A former College of DuPage radio station employee accused of defrauding the school of more than $100,000 likely will face prison time after pleading guilty Tuesday morning.
John J. Valenta, 67, of Wheaton, pleaded guilty to theft by deception of more than $100,000 from a school. In exchange for his plea, prosecutors agreed to cap their sentencing recommendation at 10 years in prison.
Valenta's next court date is April 18 and he will be sentenced May 19.
He was charged in February 2015 with multiple counts of theft and forgery related to his tenure as a part-time engineer at WDCB 90.9-FM.
Prosecutors allege that while working at the radio station from June 10, 2006, through Dec. 19, 2013, Valenta billed the college for more than $200,000 from his private company, Broadcast Technologies, including invoices for parts that were never used and labor that was never performed.

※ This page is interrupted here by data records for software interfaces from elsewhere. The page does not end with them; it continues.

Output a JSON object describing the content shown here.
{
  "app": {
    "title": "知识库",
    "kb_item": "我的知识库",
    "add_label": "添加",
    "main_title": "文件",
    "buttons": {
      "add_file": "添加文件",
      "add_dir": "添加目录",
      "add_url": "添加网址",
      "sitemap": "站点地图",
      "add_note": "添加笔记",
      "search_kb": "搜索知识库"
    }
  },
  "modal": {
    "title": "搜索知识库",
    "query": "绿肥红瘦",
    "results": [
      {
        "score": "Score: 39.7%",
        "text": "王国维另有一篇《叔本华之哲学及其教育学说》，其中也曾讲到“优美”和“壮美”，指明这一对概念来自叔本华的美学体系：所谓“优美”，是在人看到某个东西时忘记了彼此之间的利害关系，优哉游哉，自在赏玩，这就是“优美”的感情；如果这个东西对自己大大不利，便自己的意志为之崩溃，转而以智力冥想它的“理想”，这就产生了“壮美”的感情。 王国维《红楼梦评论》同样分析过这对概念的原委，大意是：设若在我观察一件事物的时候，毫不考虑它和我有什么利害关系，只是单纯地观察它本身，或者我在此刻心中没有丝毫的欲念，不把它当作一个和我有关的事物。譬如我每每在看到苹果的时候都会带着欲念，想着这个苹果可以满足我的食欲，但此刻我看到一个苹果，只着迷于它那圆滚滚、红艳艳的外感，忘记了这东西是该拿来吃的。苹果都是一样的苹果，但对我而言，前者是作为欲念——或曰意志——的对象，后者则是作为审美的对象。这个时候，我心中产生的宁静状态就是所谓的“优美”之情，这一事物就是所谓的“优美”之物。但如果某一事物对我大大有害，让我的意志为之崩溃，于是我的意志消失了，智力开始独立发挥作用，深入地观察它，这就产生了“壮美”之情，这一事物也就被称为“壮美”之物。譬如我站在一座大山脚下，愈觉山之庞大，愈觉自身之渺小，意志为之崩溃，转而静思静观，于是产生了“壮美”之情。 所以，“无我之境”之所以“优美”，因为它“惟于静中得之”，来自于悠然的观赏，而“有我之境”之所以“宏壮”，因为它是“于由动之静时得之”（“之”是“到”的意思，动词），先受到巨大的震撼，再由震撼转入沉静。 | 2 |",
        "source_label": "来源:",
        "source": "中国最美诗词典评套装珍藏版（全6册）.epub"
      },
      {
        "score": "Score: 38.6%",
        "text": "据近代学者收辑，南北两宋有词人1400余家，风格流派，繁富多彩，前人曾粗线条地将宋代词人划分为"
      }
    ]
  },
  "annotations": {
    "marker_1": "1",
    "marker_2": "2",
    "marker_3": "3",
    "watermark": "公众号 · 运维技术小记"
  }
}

"An audit revealed that between June 10, 2006, and Dec. 2, 2013, the defendant submitted Broadcast Technologies invoices to the College of DuPage for merchandise that was purportedly being replaced at WDCB radio station," Assistant State's Attorney Ken Tatarelis told Judge Liam Brennan. "The College of DuPage paid approximately $200,829.77, based on those invoices where the merchandise that was listed in those invoices was never delivered to WDCB radio station."
Tatarelis said Valenta told police in January 2014 that he submitted false invoices because he felt he should have been employed full time at the station. He also said he needed money to support his six children, including one with special needs.
Valenta told police that only about 10 percent of the invoices he billed to the college were legitimate and some of the fictitious invoices were created to compensate for the hazard of having to climb the radio station's tower five or six times that year.
At the time of his arrest, Valenta was on probation for a 2011 conviction for submitting $11,000 in fake invoices to Elmhurst College for services at that school's radio station.
Brennan previously ruled that prosecutors would not have been allowed to disclose that information had the case gone to trial, which was scheduled to begin Wednesday.
"Mr. Valenta's fraud violated the public trust in addition to harming the college," COD President Ann Rondeau said in a written statement. "Now that he has admitted his guilt, the college will continue its efforts to ensure that he is held fully accountable, including by seeking restitution."